[Entries taken from a collection]
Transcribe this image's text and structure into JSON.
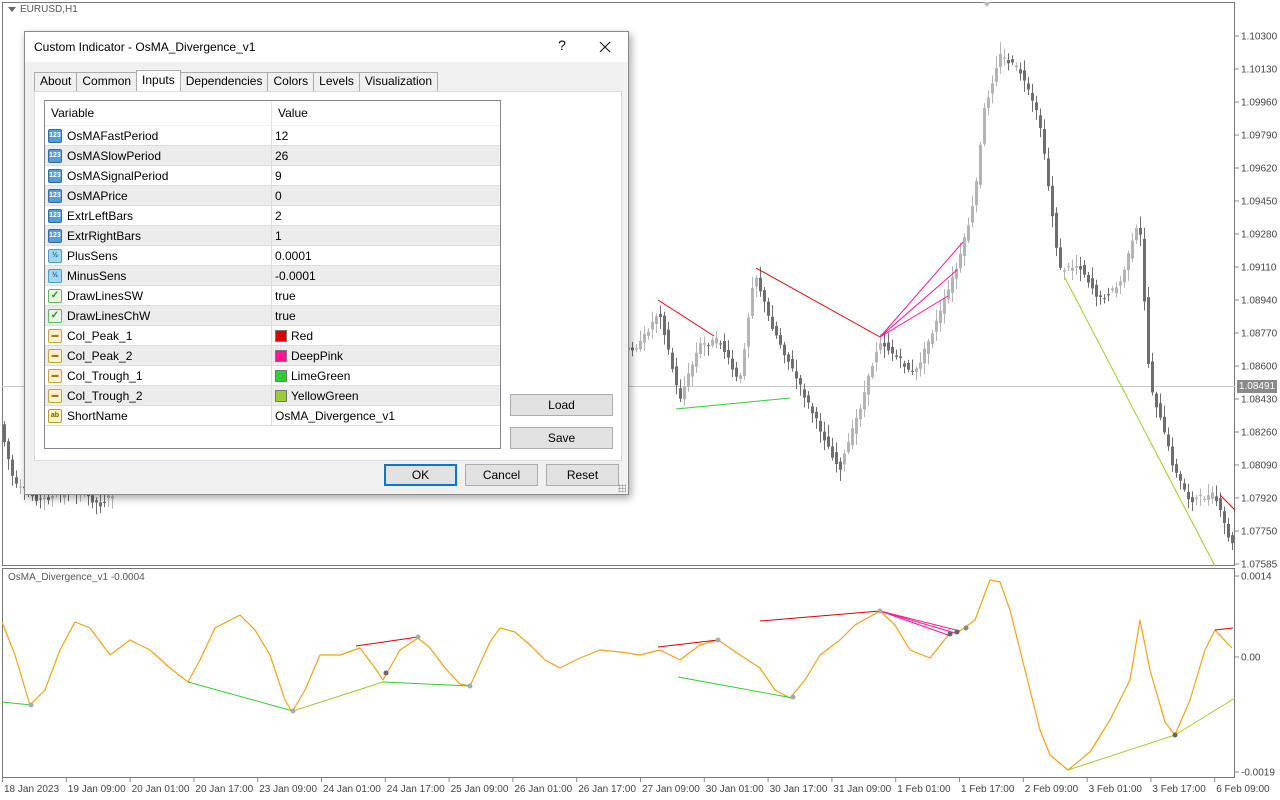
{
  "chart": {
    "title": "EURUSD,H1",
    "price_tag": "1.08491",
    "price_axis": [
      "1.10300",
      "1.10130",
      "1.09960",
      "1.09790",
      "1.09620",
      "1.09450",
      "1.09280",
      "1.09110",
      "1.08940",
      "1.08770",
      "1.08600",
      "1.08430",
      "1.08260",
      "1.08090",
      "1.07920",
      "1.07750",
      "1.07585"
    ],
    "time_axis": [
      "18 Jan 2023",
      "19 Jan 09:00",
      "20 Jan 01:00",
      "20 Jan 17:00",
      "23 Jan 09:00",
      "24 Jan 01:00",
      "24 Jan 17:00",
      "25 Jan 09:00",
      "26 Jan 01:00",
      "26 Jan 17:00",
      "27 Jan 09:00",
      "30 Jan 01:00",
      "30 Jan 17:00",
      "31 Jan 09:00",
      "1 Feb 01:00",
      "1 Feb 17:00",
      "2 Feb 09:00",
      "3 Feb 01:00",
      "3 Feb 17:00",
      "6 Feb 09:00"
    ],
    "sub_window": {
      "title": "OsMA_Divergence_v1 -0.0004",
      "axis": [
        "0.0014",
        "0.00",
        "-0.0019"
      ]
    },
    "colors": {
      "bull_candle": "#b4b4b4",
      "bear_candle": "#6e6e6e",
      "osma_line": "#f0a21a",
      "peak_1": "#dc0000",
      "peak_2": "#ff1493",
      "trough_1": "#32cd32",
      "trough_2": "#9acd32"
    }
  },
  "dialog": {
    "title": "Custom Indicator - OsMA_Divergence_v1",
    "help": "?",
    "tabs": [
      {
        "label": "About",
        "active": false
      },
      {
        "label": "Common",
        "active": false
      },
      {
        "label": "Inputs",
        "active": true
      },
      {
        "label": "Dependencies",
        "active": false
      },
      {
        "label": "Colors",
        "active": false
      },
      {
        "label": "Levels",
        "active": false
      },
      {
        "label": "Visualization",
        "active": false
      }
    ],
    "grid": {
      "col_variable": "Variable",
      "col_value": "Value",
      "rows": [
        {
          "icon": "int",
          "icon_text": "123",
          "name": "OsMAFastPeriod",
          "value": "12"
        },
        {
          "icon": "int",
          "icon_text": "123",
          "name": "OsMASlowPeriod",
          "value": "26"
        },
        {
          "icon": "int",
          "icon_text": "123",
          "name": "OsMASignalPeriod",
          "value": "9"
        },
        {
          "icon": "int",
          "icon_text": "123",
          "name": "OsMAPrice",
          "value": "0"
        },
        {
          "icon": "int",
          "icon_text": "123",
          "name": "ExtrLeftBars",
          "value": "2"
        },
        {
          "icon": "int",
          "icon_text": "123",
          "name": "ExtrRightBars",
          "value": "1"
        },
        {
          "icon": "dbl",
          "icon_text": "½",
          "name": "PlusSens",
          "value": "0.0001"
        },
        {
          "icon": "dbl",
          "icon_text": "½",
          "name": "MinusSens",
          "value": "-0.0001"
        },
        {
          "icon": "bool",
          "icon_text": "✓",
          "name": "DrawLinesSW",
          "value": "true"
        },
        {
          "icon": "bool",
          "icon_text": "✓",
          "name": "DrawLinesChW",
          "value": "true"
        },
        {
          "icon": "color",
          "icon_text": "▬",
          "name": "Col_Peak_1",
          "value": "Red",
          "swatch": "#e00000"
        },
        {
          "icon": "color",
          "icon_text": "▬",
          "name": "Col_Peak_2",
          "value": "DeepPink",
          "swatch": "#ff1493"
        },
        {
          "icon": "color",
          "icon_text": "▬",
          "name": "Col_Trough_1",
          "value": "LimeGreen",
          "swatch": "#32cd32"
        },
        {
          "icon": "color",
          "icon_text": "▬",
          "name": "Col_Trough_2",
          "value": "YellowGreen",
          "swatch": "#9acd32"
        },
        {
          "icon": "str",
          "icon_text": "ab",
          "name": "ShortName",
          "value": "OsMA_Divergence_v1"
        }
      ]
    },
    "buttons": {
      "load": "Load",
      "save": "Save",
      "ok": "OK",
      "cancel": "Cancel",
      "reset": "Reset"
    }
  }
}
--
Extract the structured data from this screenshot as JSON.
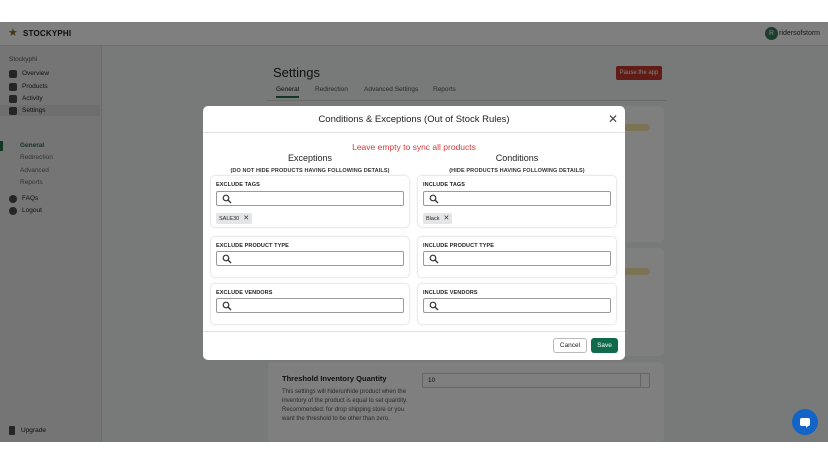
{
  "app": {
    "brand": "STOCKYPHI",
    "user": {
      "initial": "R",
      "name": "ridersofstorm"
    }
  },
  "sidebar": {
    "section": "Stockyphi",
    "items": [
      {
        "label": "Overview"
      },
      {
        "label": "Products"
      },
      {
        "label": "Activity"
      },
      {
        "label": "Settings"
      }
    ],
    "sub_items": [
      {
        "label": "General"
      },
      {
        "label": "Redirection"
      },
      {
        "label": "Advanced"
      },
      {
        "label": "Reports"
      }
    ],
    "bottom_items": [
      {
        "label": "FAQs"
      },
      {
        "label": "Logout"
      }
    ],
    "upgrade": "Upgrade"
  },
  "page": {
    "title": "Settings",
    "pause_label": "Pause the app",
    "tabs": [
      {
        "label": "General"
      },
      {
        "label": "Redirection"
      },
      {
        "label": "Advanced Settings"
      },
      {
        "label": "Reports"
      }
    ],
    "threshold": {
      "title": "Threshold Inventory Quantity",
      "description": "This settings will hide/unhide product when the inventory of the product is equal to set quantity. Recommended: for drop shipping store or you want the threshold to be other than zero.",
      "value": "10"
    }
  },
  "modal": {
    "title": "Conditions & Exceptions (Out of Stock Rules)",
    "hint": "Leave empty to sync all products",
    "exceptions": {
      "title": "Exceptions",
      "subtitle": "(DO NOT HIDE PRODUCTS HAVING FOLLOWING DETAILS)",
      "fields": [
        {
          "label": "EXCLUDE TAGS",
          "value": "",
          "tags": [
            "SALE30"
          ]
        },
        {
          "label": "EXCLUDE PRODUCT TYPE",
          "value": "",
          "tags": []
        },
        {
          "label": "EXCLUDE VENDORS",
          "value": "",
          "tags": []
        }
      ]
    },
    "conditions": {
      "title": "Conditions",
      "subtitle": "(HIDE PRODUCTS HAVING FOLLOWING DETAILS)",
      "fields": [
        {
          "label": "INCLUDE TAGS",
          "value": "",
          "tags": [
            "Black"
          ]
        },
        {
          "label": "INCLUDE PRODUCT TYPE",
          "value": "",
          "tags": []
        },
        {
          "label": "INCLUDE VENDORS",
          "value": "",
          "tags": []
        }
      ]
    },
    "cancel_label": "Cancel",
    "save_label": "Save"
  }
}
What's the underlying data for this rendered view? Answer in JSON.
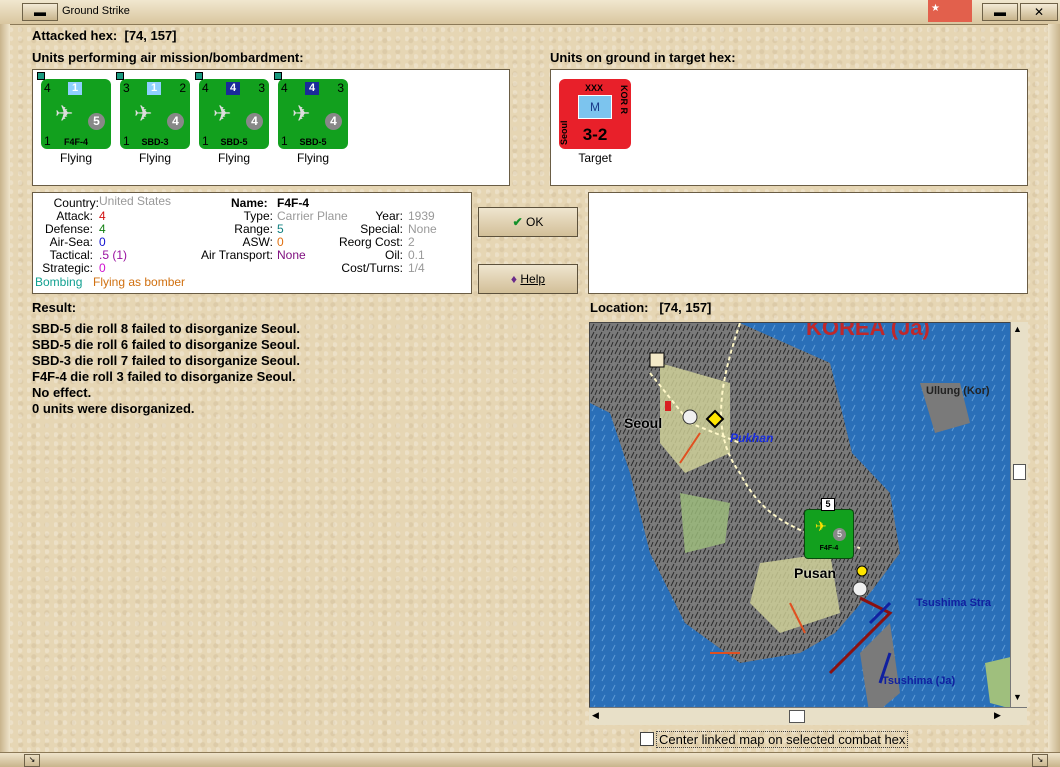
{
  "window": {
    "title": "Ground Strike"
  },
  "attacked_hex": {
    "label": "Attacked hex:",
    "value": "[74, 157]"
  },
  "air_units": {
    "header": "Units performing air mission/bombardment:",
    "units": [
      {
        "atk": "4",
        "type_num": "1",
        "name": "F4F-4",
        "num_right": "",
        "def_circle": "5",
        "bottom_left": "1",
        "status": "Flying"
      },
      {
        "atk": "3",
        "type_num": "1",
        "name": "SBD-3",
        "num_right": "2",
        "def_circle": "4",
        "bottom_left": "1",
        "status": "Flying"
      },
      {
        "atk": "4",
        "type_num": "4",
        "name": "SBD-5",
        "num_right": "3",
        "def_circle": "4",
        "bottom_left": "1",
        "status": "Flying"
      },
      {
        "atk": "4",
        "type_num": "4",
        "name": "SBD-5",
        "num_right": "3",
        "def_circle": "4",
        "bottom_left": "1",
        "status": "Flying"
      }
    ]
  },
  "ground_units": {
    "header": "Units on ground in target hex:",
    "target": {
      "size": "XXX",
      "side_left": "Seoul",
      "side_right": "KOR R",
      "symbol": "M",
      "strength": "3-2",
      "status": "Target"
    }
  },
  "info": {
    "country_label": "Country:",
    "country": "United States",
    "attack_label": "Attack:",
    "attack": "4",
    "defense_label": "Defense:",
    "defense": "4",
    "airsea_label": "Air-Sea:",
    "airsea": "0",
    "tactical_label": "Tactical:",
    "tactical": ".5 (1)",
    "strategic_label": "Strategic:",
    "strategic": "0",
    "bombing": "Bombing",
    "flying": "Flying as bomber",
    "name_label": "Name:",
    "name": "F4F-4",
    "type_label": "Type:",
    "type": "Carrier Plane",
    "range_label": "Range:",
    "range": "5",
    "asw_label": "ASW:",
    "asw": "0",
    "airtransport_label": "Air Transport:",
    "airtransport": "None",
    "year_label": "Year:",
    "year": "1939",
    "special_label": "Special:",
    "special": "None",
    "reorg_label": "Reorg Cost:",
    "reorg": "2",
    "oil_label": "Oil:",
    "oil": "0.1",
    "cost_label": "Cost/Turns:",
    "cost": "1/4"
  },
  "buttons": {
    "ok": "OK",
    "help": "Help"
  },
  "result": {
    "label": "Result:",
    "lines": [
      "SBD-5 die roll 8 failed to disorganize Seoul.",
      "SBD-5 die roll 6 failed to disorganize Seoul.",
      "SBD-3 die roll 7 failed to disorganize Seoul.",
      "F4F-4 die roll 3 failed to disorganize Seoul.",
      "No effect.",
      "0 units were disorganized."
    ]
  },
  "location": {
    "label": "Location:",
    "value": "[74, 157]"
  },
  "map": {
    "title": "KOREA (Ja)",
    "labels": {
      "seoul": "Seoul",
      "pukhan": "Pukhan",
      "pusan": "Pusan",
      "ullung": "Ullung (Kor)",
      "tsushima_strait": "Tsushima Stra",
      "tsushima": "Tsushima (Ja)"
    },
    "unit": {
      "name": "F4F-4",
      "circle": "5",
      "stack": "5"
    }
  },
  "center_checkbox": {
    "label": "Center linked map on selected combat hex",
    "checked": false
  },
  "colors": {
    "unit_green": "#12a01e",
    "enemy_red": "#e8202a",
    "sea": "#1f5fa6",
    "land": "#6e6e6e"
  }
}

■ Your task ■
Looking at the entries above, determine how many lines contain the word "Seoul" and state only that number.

■ Exercise solution ■
6